§ Exercise details:
Copy each line below that has "value".

(Dataset rows describing interfaces)
···

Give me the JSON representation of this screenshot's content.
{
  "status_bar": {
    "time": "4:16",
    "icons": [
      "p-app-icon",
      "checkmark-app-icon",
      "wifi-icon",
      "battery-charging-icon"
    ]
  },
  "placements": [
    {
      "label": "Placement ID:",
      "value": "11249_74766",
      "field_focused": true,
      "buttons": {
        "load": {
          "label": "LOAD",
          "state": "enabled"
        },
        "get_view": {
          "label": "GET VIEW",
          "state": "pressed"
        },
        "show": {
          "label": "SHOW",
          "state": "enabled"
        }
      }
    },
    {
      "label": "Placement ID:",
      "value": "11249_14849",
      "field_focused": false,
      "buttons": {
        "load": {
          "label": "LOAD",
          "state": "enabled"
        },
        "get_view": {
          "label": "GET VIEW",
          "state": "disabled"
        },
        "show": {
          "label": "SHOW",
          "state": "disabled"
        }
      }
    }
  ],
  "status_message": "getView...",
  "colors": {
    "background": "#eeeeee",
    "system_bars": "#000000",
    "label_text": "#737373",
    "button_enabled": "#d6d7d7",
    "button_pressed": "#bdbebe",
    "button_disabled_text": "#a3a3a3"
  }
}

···

§ Reply:
      "value": "11249_74766",
      "value": "11249_14849",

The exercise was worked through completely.